by Lisa Unger
Ridley Jones has been living a lie. A myserious package showed up on her doorstep one morning and the beautiful lie she used to call her life was over. Suddenly, everyone she knows feels like a stranger. She has no idea who’s on her side and who has something to hide – even her new lover, Jake, might have disturbing secrets of his own.
Now she’s determined to find out the truth, even if it means risking her life.
Review: Family secrets you like you can’t imagine.
It all started when Ridley saves a little boy from being run over in the middle of the street. That fifteen minutes of fame – are going to cost her like you wouldn’t believe.
A grainy photo and the words: “Are you my daughter?” are shoved under her door, and this starts the entire train of destruction. Everyone she knows has been lying to her, from her parents to her brother, her ex-fiance and friend, Zach and his mother, Esme. Even her deceased Uncle Max lied to her. Everyone is telling her that, because of her act of bravery, it’s bringing crazies out of the woodwork, but for some reason, that doesn’t ring true for Ridley, and she becomes determined to find out why.
And it seems that the only one she believes she can trust is Jake, a man who recently moved into her apartment building. After a little research, Ridley learns that the woman in the photo, Teresa Elizabeth Stone, had been murdered in 1972 and her 18-month-old daughter, Jessie Amelia Stone, went missing. It was believed that Christina Luna, father of Jessie, had murdered her and disappeared with the child. With Jake’s help, she gets in contact with the man who sent her the photo, Christian Luna. He’d found Teresa’s body that night, and Jessie missing, and he ran, knowing that he would be a supsect, for Teresa had a restraining order on him, and he’d been banging on her door, drunk as a skunk, earlier that night.
But as Ridley is talking to him in the park, he’s shot dead beside her, rifle shot to the head.
Lies upon lies tumble, and Ridley becomes even more determined. Whether or not she is Jessie, she’s going to find out what happened over thirty years ago. Who killed Teresa Elizabeth Stone? And what happened to Jessie?
I’d had high hopes. I’d heard such good things about this author that when Crystal suggested this book as a Buddy Read, I jumped on it. I think we both may be regretting the idea.
It’s not that it was a bad book. The action was superb, the mystery was great, the plot thick, the lies, deceit and twists ties the reader up in knots. The characters have you wondering, but the main character, Ridley… oh, boy, where do I start?
You can tell she grew up in a bubble of her parents love and money. Naive, she knows about bad things in the world, but she really had no idea. Reading about it is one thing, but being involved is another, and her eyes are being opened rather drastically, rather quickly.
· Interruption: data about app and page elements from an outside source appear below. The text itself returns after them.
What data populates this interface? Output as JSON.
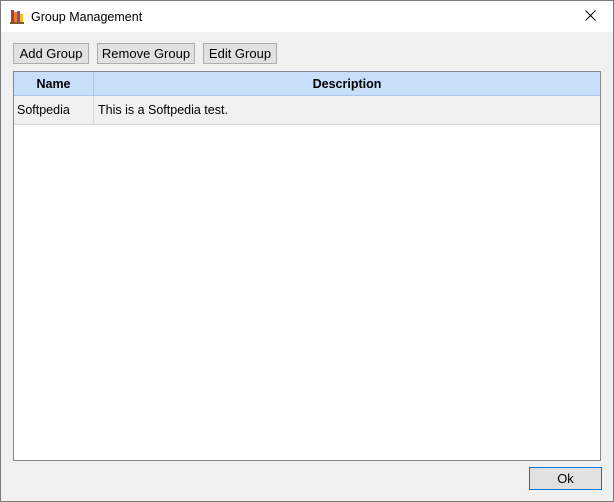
{
  "window": {
    "title": "Group Management"
  },
  "toolbar": {
    "add_label": "Add Group",
    "remove_label": "Remove Group",
    "edit_label": "Edit Group"
  },
  "table": {
    "columns": [
      "Name",
      "Description"
    ],
    "rows": [
      {
        "name": "Softpedia",
        "description": "This is a Softpedia test."
      }
    ]
  },
  "footer": {
    "ok_label": "Ok"
  },
  "colors": {
    "header_bg": "#c7dffb",
    "row_bg": "#f0f0f0",
    "ok_border": "#0078d7"
  },
  "icons": {
    "app": "app-books-icon",
    "close": "close-icon"
  }
}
But the rambling… OMG, the rambling! It screams FILLER! It may give you an idea about the kind of person she is, how she grew up, yada, yada, yada, blah, blah, blah, but enough is enough! At one point, she even jokes that we might be upset at her rambling but that there’s a point to it. I’m sorry, but there was stuff rambled about that had no bearing to the story whatsoever. The rambling drove me crazy, and I even had my husband look at me funny when I yelled: “Get to the point, already!” Not once, but three times.
And while I did feel that spark, that click between her and Jake, the relationship hit high really quick… too quick. First the sex (which is painfully really nothing to gossip about whatsoever,) then the I love you’s inside a week? Are we really supposed to believe that? Sure, I felt that connection, but the rest went way too fast. Sorry, Ms. Unger, but readers of the suspense/thriller genre are not that naive.
And the ending – perfect set up for a second book. And honestly, I wasn’t happy… Not. One. Bit. Way too many unanswered questions, plus we still don’t know who actually killed Teresa Stone. Now I feel like I’m being forced to pick up the second book, Sliver of Truth, in order to find out. To me, that screams: guaranteed sales. From an author’s and publisher’s stand-point, that’s awesome. From a reader’s stand-point, a huge load of B.S. At this point, I’m not sure if I’ll pick up Sliver of Truth. I feel cheated, and I don’t like feeling cheated.
I can’t say it was a bad book, cause it wasn’t – not to me, anyway. But it wasn’t the greatest for me. Do I recommend it? *shrug* The choice is yours.